CHARLESTON - Senate Bill 161 expanding requirements for reporting suspected child abuse and neglect in West Virginia, enacted following the sexual abuse scandal at Penn State University, went into effect on Friday.
The bill requires any adult over 18 who receives a credible disclosure or observes any sexual abuse of a child to report the incident to law enforcement and Child Protective Services for further investigation. Failure to report within 48 hours is a misdemeanor offense subject to up to 30 days in jail and up to $1,000 fine.
SB 161 expanded the list of professions and individuals required to report other forms of suspected child abuse and neglect to include youth camp administrators and camp counselors, employees, coaches and volunteers of any entity providing organized activities for children including youth sports programs and other youth serving organizations and commercial photograph print processors.
In addition, the bill clarifies that mandated reporters must report instances of suspected child abuse and neglect to protective services, not just report the incident to their supervisor. Supervisors may supplement the report or cause an additional report to be made, but this action does not nullify the reporter's mandate to report the suspected abuse or neglect.

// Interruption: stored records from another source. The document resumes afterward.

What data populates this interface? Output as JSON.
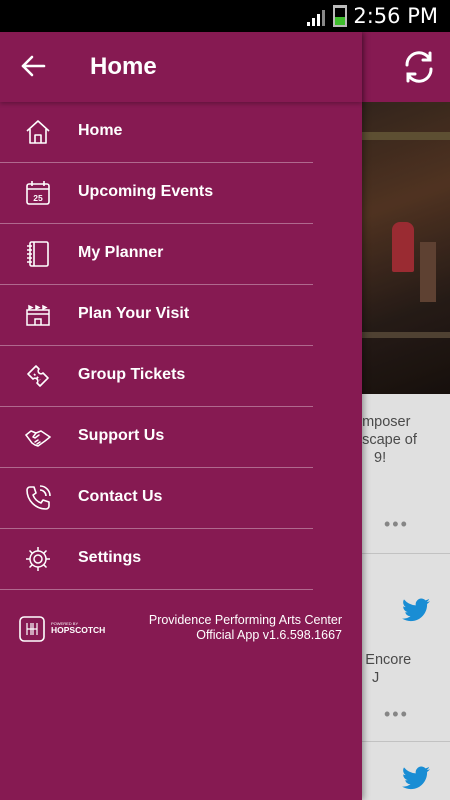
{
  "status_bar": {
    "time": "2:56 PM"
  },
  "drawer": {
    "title": "Home",
    "items": [
      {
        "label": "Home",
        "icon": "home-icon"
      },
      {
        "label": "Upcoming Events",
        "icon": "calendar-icon",
        "icon_text": "25"
      },
      {
        "label": "My Planner",
        "icon": "planner-icon"
      },
      {
        "label": "Plan Your Visit",
        "icon": "venue-icon"
      },
      {
        "label": "Group Tickets",
        "icon": "ticket-icon"
      },
      {
        "label": "Support Us",
        "icon": "handshake-icon"
      },
      {
        "label": "Contact Us",
        "icon": "phone-icon"
      },
      {
        "label": "Settings",
        "icon": "gear-icon"
      }
    ],
    "footer": {
      "logo_small": "POWERED BY",
      "logo_text": "HOPSCOTCH",
      "line1": "Providence Performing Arts Center",
      "line2": "Official App v1.6.598.1667"
    }
  },
  "background": {
    "card1_lines": [
      "omposer",
      "dscape of",
      "9!"
    ],
    "card2_lines": [
      "s Encore",
      "J"
    ],
    "more": "•••"
  },
  "colors": {
    "brand": "#861a52",
    "twitter": "#1da1f2"
  }
}
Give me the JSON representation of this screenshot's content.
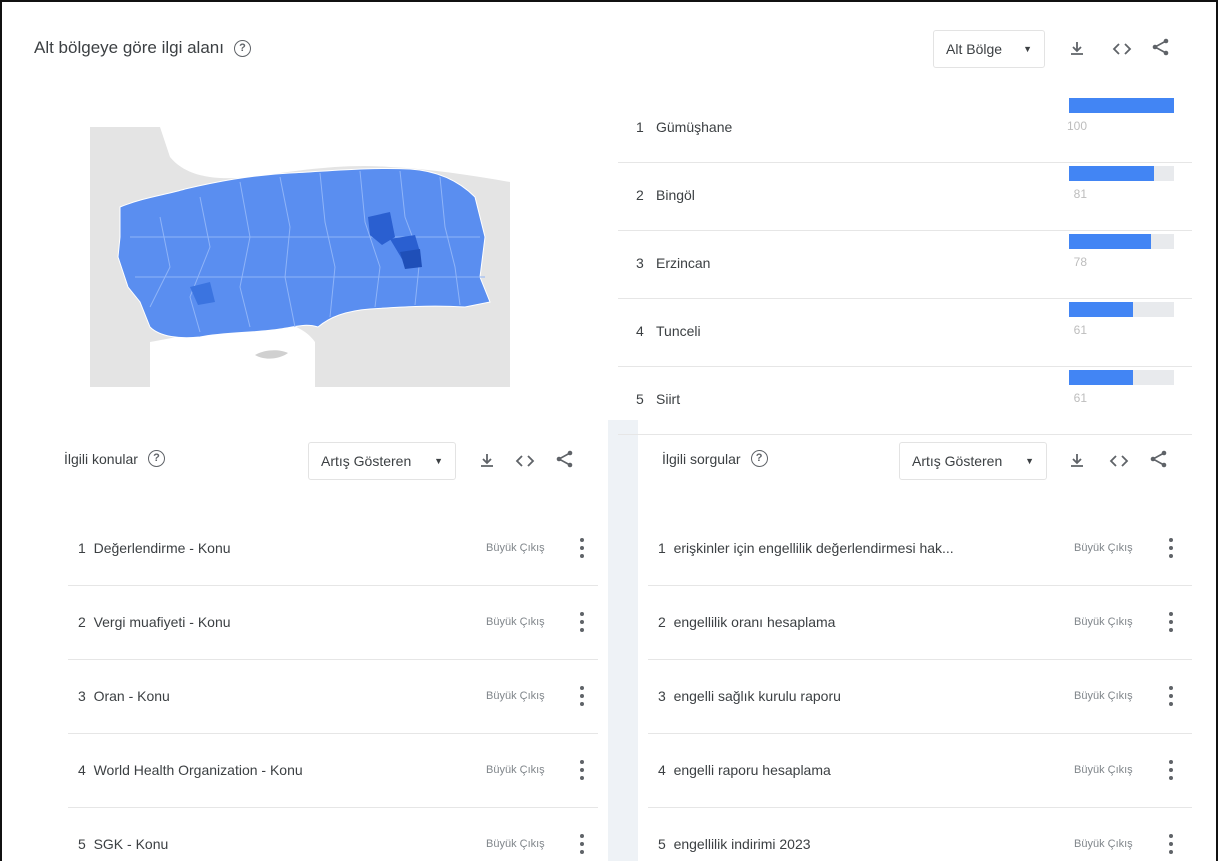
{
  "region_panel": {
    "title": "Alt bölgeye göre ilgi alanı",
    "dropdown_value": "Alt Bölge",
    "ranking": [
      {
        "rank": "1",
        "name": "Gümüşhane",
        "score": "100",
        "value": 100
      },
      {
        "rank": "2",
        "name": "Bingöl",
        "score": "81",
        "value": 81
      },
      {
        "rank": "3",
        "name": "Erzincan",
        "score": "78",
        "value": 78
      },
      {
        "rank": "4",
        "name": "Tunceli",
        "score": "61",
        "value": 61
      },
      {
        "rank": "5",
        "name": "Siirt",
        "score": "61",
        "value": 61
      }
    ],
    "colors": {
      "bar": "#4285f4",
      "map_fill": "#5a8ef0",
      "map_dark": "#2a5fd0",
      "land_bg": "#e4e4e4"
    }
  },
  "topics_panel": {
    "title": "İlgili konular",
    "dropdown_value": "Artış Gösteren",
    "items": [
      {
        "rank": "1",
        "text": "Değerlendirme - Konu",
        "badge": "Büyük Çıkış"
      },
      {
        "rank": "2",
        "text": "Vergi muafiyeti - Konu",
        "badge": "Büyük Çıkış"
      },
      {
        "rank": "3",
        "text": "Oran - Konu",
        "badge": "Büyük Çıkış"
      },
      {
        "rank": "4",
        "text": "World Health Organization - Konu",
        "badge": "Büyük Çıkış"
      },
      {
        "rank": "5",
        "text": "SGK - Konu",
        "badge": "Büyük Çıkış"
      }
    ]
  },
  "queries_panel": {
    "title": "İlgili sorgular",
    "dropdown_value": "Artış Gösteren",
    "items": [
      {
        "rank": "1",
        "text": "erişkinler için engellilik değerlendirmesi hak...",
        "badge": "Büyük Çıkış"
      },
      {
        "rank": "2",
        "text": "engellilik oranı hesaplama",
        "badge": "Büyük Çıkış"
      },
      {
        "rank": "3",
        "text": "engelli sağlık kurulu raporu",
        "badge": "Büyük Çıkış"
      },
      {
        "rank": "4",
        "text": "engelli raporu hesaplama",
        "badge": "Büyük Çıkış"
      },
      {
        "rank": "5",
        "text": "engellilik indirimi 2023",
        "badge": "Büyük Çıkış"
      }
    ]
  },
  "icons": {
    "help": "?",
    "download": "download-icon",
    "embed": "embed-icon",
    "share": "share-icon"
  }
}
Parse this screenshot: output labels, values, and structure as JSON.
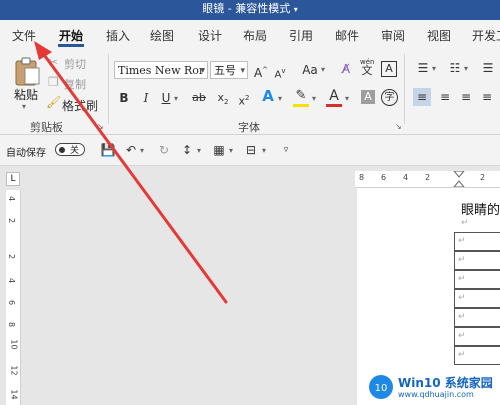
{
  "window": {
    "title": "眼镜 - 兼容性模式"
  },
  "tabs": [
    "文件",
    "开始",
    "插入",
    "绘图",
    "设计",
    "布局",
    "引用",
    "邮件",
    "审阅",
    "视图",
    "开发工"
  ],
  "ribbon": {
    "paste_label": "粘贴",
    "cut_label": "剪切",
    "copy_label": "复制",
    "format_painter_label": "格式刷",
    "clipboard_group": "剪贴板",
    "font_group": "字体",
    "font_name": "Times New Ror",
    "font_size": "五号",
    "pinyin_label": "wén",
    "aa_label": "Aa"
  },
  "qat": {
    "autosave_label": "自动保存",
    "toggle_state": "关"
  },
  "ruler": {
    "h_ticks": [
      "8",
      "6",
      "4",
      "2",
      "2"
    ],
    "v_ticks": [
      "4",
      "2",
      "2",
      "4",
      "6",
      "8",
      "10",
      "12",
      "14"
    ]
  },
  "document": {
    "title_fragment": "眼睛的",
    "para_mark": "↵"
  },
  "watermark": {
    "brand": "Win10 系统家园",
    "url": "www.qdhuajin.com"
  },
  "colors": {
    "accent": "#2b579a",
    "arrow": "#e53935",
    "highlight": "#f6e000",
    "font_color": "#d32f2f"
  }
}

"We commend lawmakers for their dedicated leadership in acting quickly to enact reforms in response to the recent events at Penn State," Jim McKay, state coordinator for Prevent Child Abuse West Virginia, said. "SB161 highlights the obligation that we all share to prevent child abuse in West Virginia."
Those who suspect child sexual abuse, physical abuse, emotional abuse or child neglect should contact the Child Abuse and Neglect Hotline at 1-800-352-6513. The hotline is available around the clock.
Victims of child abuse may be referred to a local Child Advocacy Center that responds to allegations of child abuse through a team approach and child-focused process to put the needs of child victims first when addressing the investigation, treatment, management and prosecution of child abuse cases.
A listing of local centers in West Virginia is available online at http://www.wvcan.org.
Serious physical abuse or sexual abuse should also be reported to the state police & local law enforcement.